A hospital trust has admitted causing a 12-month delay in diagnosing a patient’s liver cancer and agreed an out-of-court damages settlement with his widow.
The patient, from Hampshire, was under the care of Portsmouth Hospitals University NHS Trust for liver disease but was not recalled for vital blood tests and scans as he should have been in January 2018.
Further appointments were then missed in May and November before he was admitted to the Queen Alexandra Hospital as an emergency in May 2019 with abdominal pains.
It was subsequently found that he had a 3cm tumour and bleeding in his liver and he then underwent surgery at Southampton General Hospital in August of that year to remove the cancer.
He was readmitted to hospital later that month with sepsis, and the cancer later retuned. Soon after he was told he had around a year to live, and he died on New Year’s Day in 2021, aged 86.
Breach of duty admitted and damages agreed
As part of a delayed cancer diagnosis legal case led by Hudgell Solicitors’ medical negligence team, it was alleged the Trust had breached its duty of care in failing to recall the man for a hepatology follow up appointment in January 2018 to check his liver.
It was also claimed that had he been recalled on that date, an ultrasound and blood tests would have been performed which would have identified the cancer.
The Trust admitted these allegations, and that further reviews were missed where ultrasound scans should have been carried out in May 2018, November 2018 and May 2019, leading to a 12 month delay in diagnosis.
However, despite admitting the tumour would have been significantly smaller had it been spotted in January 2018, it insisted an earlier diagnosis would still not have enabled treatment to prolong the patient’s life.
The Trust offered a five-figure damages settlement for its failings, which was accepted by the man’s widow, avoiding the need for the case to be heard in court.
‘He was upset at being let down, but got on with life’
The man’s widow, who had been with him for four decades, said that although he’d been upset by the delayed diagnosis, and the reality that it was incurable, he continued to ‘live life to the full’.
She said he began the legal action to ensure she had compensation to fall back upon after he died.
“My husband was upset when he was told the cancer should have been spotted earlier and he certainly felt he had been let down, but he was the kind of person who took everything in his stride and lived for every day, so he looked to the future” she said.
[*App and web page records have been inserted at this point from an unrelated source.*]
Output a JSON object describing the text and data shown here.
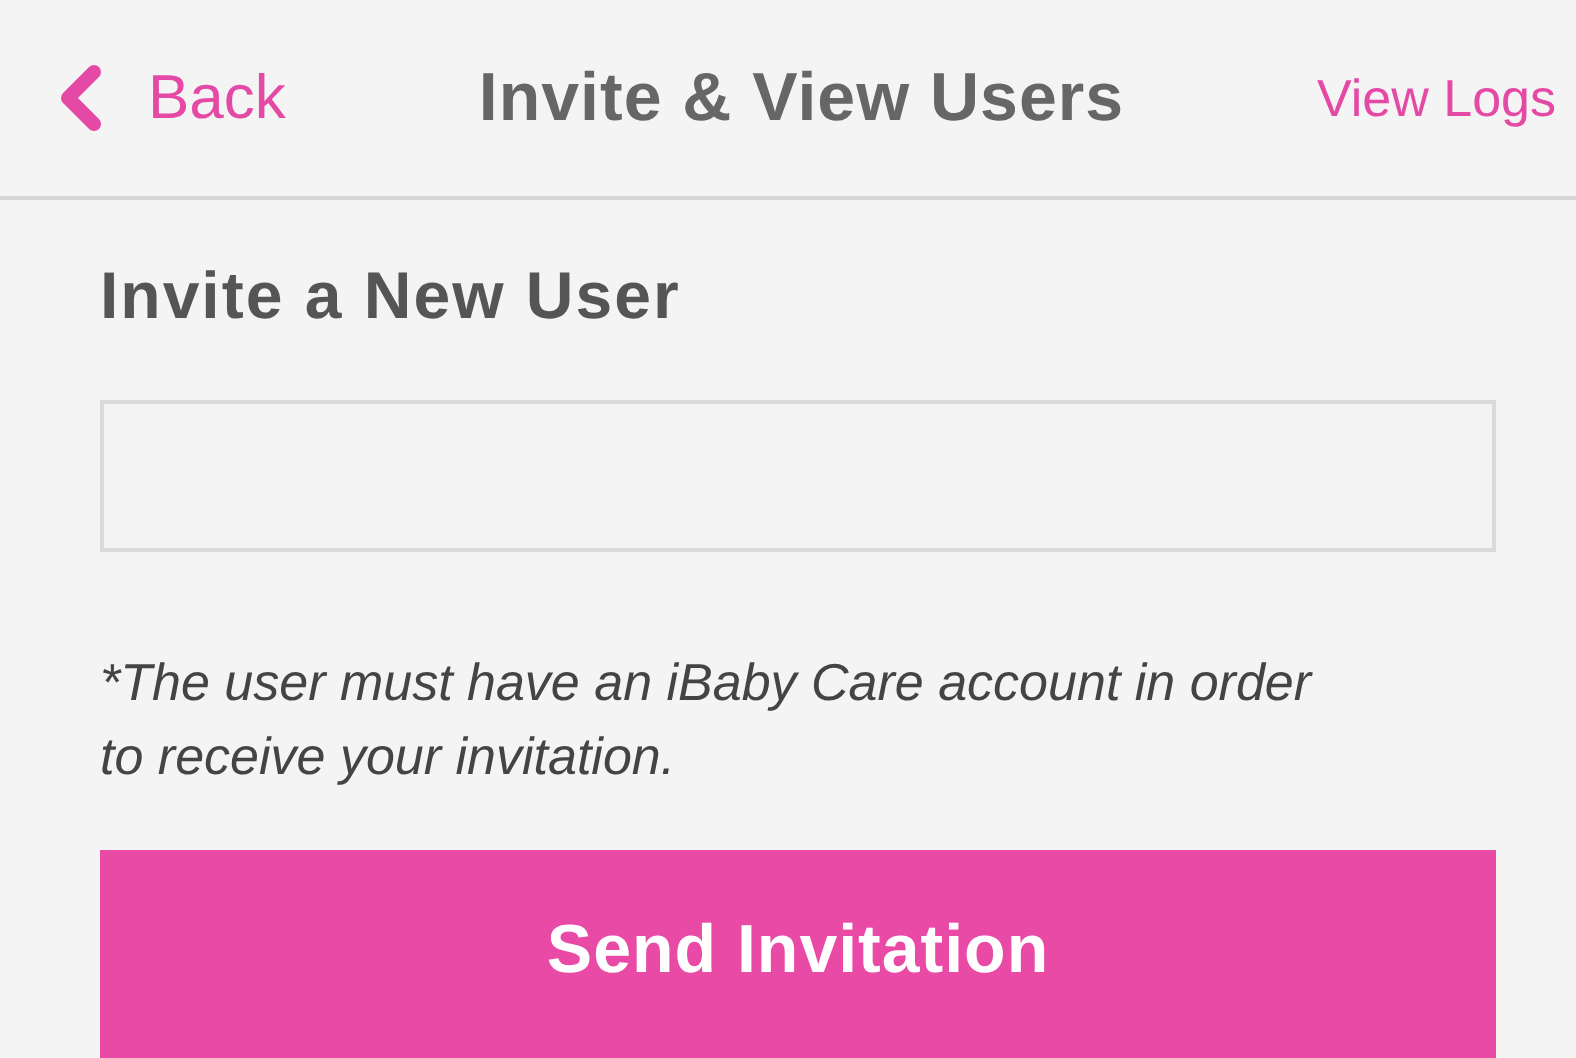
{
  "nav_bar": {
    "back": "Back",
    "title": "Invite & View Users",
    "action": "View Logs"
  },
  "section_title": "Invite a New User",
  "note": "*The user must have an iBaby Care account in order to receive your invitation.",
  "send_button": "Send Invitation"
}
“He said to me that he couldn’t do anything about it or turn back the clock, but that he wanted to take legal action because he wanted ensure there was something financially for me for when he was gone. That’s what he has done. It’s not a huge amount, but it helps to cover the cost of things and I’ve put some aside as well.
“We were a strong couple together, as we were so close and we were always there for one another. It gives me comfort to know that in his final months, even though he knew he was dying, that he was happy and content with life. He had no regrets.
“I can remember in 2020 him being told by his doctor that he may not see next Christmas, but he did, and he had another birthday too. He fought to the end and also fought to ensure I was left in the best possible position too.”
Delays in cancer diagnosis ‘can have a huge impact on success of treatment’
Solicitor Shauna Page, of Hudgell Solicitors, led the claim for compensation against Portsmouth Hospitals University NHS Trust and said: “The Trust admitted the cancer should have been diagnosed around 12 months earlier, which surmounted to a breach of their duty of care.
“Although it denied that this delay had an impact on the treatability of his cancer, it was without doubt a serious error as the patient was not recalled for three separate six monthly assessments, and in many cases, a 12 months delay of cancer diagnosis can make a huge difference with regards the likely success of treatment.
“We are pleased that the Trust admitted its failings in this matter and agreed a settlement with our client out of court. It is important in cases such as this that lessons are learned within the Trusts to prevent such mistakes happening again in the future.”
Delayed cancer diagnosis claims
Every delay in cancer diagnosis and treatment is a risk to a person’s health and potential recovery; these delays are unacceptable and they can also be a breach of duty of care.
In many cases people whose treatment for cancer is delayed have less favourable outcomes and a higher risk of dying.
Our delayed cancer diagnosis solicitors have supported hundreds of clients and their families, providing expert legal support to question and challenge the care they received and securing damages for the impact it has on their lives.
Find out more here: Delayed Cancer Diagnosis Claims